    TestSuite1 testSuite1;
    TestSuite2 testSuite2;
    // multiple test suites can be ran like this
    return QTest::qExec(&testSuite1, argc, argv) |
            QTest::qExec(&testSuite2, argc, argv);

Note usage of “|” instead of “||”. This is in order to run all tests, even if one of test suites failed.

That’d be enough to run a test suite if it was a standalone application. But since we don’t want to maintain two applications, we’ll share the build between them.

Lets create a new Build Configuration to produce unit tests executable while also including to the build all code used in original application. Go to Projects > Build Settings and duplicate your debug configuration naming the new one “Test”. Then go to Build Steps, select qmake step and add additional argument “CONFIG+=test”. “Additional arguments” is a place in which you can define some additional parameters for your build. We’ll be using this together with conditionals in Qt project file (.pro) to create test build.
Note: this step has to be repeated for each checkout of your project, as those settings are stored in “.pro.user” file (which shouldn’t be checked in as it contains machine-specific build information).

QtTest application differs from our application only by using different main function and having additional test suite classes. If you didn’t put much code into your main function (which should have been the case), you should be fine with just removing it from test build. You can use the “test” configuration argument defined earlier to incorporate that. Lets create the test build by:

  • adding QtTest library,
  • renaming our target executable to one with test name (optional),
  • removing original main.cpp file (in order to avoid conflicts),
  • adding sources of our test suites.

Assuming main.cpp contains your original main function, test/main.cpp contains main function for tests and test/testSuite* contain test suites, you can use following code:

test {
    message(Test build)
    QT += testlib
    TARGET = UnitTests

    SOURCES -= main.cpp

    HEADERS += test/testSuite1.h \

    SOURCES += test/main.cpp \
        test/testSuite1.cpp \
} else {
    message(Normal build)

In case of normal build it only displays message. But in case of test (CONFIG+=test) build, it also does changes mentioned above.

Writing test methods

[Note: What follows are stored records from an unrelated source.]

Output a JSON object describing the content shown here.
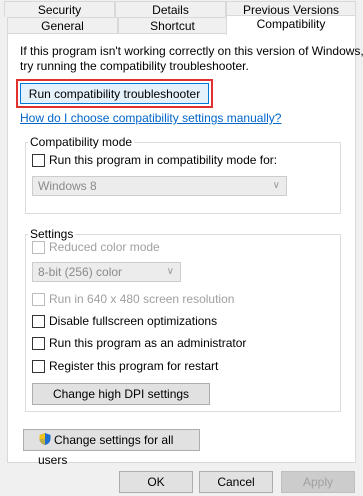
{
  "tabs": {
    "row1": [
      "Security",
      "Details",
      "Previous Versions"
    ],
    "row2": [
      "General",
      "Shortcut",
      "Compatibility"
    ]
  },
  "intro_line1": "If this program isn't working correctly on this version of Windows,",
  "intro_line2": "try running the compatibility troubleshooter.",
  "run_troubleshooter_label": "Run compatibility troubleshooter",
  "manual_link": "How do I choose compatibility settings manually?",
  "compat_mode": {
    "title": "Compatibility mode",
    "checkbox_label": "Run this program in compatibility mode for:",
    "selected_os": "Windows 8"
  },
  "settings": {
    "title": "Settings",
    "reduced_color": "Reduced color mode",
    "color_option": "8-bit (256) color",
    "resolution_640": "Run in 640 x 480 screen resolution",
    "disable_fullscreen": "Disable fullscreen optimizations",
    "run_as_admin": "Run this program as an administrator",
    "register_restart": "Register this program for restart",
    "dpi_button": "Change high DPI settings"
  },
  "all_users_button": "Change settings for all users",
  "footer": {
    "ok": "OK",
    "cancel": "Cancel",
    "apply": "Apply"
  },
  "colors": {
    "highlight_outline": "#e0312f",
    "link": "#0066cc",
    "focus_button_border": "#0078d7"
  }
}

Content of those tests is just like normal test cases – initialize some data, run tested code and check if everything is okay. I won’t go into details – QtTest tutorial elaborates enough on them. Just remember to browse through available macros and use QVERIFY/QVERIFY2 and QCOMPARE instead of Q_ASSERTs. See test/testMathTokenizer.cpp in my example project for examples of test methods themselves. If you want to write more exhaustive tests, have a look at Qt’s data-driven tests. There are also GUI tests, but those work well mainly on widgets, as your main window usually has private access to UI elements.

This setup allows for development in which you often write tests and run them, but is not quite as convenient as to hit some key combination to run your tests and display red/green. Also switching between builds (Debug/Test) is required if you want to alternate between running tests and application. So test-driven development is possible, although requires more work than in other libraries/languages.